If you are travelling from Sydney to Latin America, it seems that the routes divide between your frequent flyer plan. If you are with One World, you go through Santiago (and from there to anywhere else) and if you are with Star Alliance, you go through Buenos Aires.
We’re Star Alliance!
So, in organising our trip to Latin America at the end of 2016 and 2017, we based ourselves out of Buenos Aires. With a priority to see a bit of Patagonia, this meant a particular itinerary: driving from El Calafate (in Argentina) to the national park, Torres del Paine (in Chile).
It seems that not too many people do this travel, and the research that we found on the net is a bit out of date. So, a few words of advice:
- Yes, it’s worth it. Seeing the amazing Perrito Moreno Glacier near El Calafate was fantastic. It’s an amazing glacier. A wonder!
- I read a review online that said it’s not worth it to drive from El Calafate to Torres del Paine, and it’s true: the landscape it barren at times.

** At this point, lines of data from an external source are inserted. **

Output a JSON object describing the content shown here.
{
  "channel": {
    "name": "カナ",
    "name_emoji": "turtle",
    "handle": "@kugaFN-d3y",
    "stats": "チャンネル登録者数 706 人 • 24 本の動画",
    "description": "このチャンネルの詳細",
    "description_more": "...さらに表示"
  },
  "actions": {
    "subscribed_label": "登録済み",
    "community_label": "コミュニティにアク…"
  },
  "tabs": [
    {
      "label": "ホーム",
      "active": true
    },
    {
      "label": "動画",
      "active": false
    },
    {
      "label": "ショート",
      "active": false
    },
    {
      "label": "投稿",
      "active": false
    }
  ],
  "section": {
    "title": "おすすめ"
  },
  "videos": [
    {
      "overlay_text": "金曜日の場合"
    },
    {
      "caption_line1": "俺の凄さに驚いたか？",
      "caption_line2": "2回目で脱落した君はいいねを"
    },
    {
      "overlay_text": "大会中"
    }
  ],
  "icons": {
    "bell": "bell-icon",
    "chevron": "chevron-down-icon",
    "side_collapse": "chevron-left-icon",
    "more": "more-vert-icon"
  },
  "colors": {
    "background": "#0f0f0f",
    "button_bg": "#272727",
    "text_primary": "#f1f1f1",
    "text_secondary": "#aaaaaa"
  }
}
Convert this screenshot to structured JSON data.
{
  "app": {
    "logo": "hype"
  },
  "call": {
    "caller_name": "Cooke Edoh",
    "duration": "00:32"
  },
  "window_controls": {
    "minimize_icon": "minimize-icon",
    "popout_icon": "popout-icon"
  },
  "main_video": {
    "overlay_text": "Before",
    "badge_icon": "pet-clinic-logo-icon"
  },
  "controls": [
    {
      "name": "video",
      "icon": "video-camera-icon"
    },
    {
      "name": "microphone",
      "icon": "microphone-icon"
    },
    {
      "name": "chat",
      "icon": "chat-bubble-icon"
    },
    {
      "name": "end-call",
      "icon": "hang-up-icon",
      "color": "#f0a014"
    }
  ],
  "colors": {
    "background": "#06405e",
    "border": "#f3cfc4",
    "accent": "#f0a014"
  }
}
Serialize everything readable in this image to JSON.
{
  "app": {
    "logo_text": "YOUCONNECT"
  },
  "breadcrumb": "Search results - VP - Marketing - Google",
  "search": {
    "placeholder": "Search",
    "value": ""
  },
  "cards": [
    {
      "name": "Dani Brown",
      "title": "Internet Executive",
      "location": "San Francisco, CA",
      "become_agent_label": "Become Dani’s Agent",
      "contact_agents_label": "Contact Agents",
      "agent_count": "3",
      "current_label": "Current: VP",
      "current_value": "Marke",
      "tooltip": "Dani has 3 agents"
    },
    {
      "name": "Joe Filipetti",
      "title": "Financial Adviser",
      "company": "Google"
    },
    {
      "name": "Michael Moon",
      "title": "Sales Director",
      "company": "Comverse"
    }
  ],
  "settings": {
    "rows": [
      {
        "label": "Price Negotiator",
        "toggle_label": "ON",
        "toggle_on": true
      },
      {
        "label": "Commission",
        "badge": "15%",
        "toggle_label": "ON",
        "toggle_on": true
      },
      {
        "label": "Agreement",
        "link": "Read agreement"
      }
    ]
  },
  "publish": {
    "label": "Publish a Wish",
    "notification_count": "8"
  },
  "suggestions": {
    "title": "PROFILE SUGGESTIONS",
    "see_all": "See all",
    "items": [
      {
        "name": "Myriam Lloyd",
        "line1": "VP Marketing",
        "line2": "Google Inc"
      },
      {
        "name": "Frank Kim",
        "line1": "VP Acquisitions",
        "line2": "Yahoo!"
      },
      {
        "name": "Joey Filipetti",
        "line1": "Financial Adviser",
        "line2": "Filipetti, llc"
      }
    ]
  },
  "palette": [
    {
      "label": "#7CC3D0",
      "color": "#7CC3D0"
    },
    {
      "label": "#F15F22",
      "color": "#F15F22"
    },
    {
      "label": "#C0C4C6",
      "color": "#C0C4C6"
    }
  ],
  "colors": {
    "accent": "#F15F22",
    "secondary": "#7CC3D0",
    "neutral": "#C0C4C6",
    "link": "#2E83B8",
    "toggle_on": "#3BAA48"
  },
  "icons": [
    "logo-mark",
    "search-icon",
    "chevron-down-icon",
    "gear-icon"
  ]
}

- But if this suits you, it’s fine. The freedom of having a rental car instead of having to go on a bus tour is great, and it’s only a couple of hours, and you’ll see the fabulous guanacos (the local llama) en route, and some pretty amazing views.
- Gas (the local fuel needed is called nafta, we needed Nafta Super 95) is limited. Fill up in El Calafate (if there’s no fuel shortage) and again in La Esperanza (where you can also buy junk food to eat for the travel). Then, if you’re heading to the park right away, be careful. There’s no gas at all in the park. The closest is Puerto Natales. Some folks fill up extra plastic tanks with gas to help out. We just made sure we had enough.
- On the Argentinean side, before the border crossing, the turnoff isn’t that evident. There’s a big sign that shows the different provinces of Argentina! But it doesn’t say: this way to the border! However, you will go off the paved highway and go onto a gravel road (except they were doing work on it, so maybe it will be paved by the time you get to it).
- We drove around the park over two days, not long distances, and were OK to get from there to Puerto Natales.
- There’s huge confusion about how to pay to enter the park. As of January 2017, it’s 21,000 Chilean pesos for foreigners (about 40 Australian dollars). Everywhere on the net, it says that credit cards aren’t accepted, but at the moment, they are. The time is limited, something like 9am to 12pm and then 1:30pm to 4:30pm… (I’m not 100% sure of this).
- If you are coming from Argentina, there is also the possibility to change currency, at a terrible rate, at the souvenir shop just after the Chilean border crossing.
- My recommendation. Plan in advance (we didn’t). And get at least 21,000 pesos per person in Chilean currency, just in case you don’t arrive at the right time at the park, or if their internet (which connects to the credit cards) isn’t working.
- Or have enough US dollars or Euros (Argentinean pesos don’t cut it).
- But you could also take your chances to try and pay with credit cards.
- I went through unnecessary worry with the outdated information that the park doesn’t accept credit cards, and that it’s hard to change Argentinean pesos to Chilean pesos en route…
- Otherwise, Torres del Paine is absolutely beautiful and well worth the journey.
- Our last night, as a change of pace, we stayed overnight in Puerto Natales and found it very pleasant indeed.
- The border control process can feel chaotic if there are lots of people there, but we found that the border crossings in each direction weren’t terrible.
- It might be terrible if you’re stuck behind a tour bus, and it can be a little confusing, but overall was fine.
- If you’re in a rental car, you have to show your special rental car papers (and get them stamped) by the customs desk (only one person per group has to do this). You MUST get the permits to bring the rental car across stamped by customs going in and out of each country, so you’ll rack up four stamps by the time you get back.
- Also, each person has to show their passport (there are two lines, entrada to go into the country and salida to exit). On the way into Chile, you also have to do an agricultural inspection. They might check your car, or might ask you to bring your luggage into the building for a check. Don’t bring salami or fruit!
- So… two steps when exiting Argentina and then soon after three steps to enter Chile. And on the way back, two steps at each border.
- Good luck! Feel free to ask questions!
- Don’t drive too fast and kill the beautiful local animals…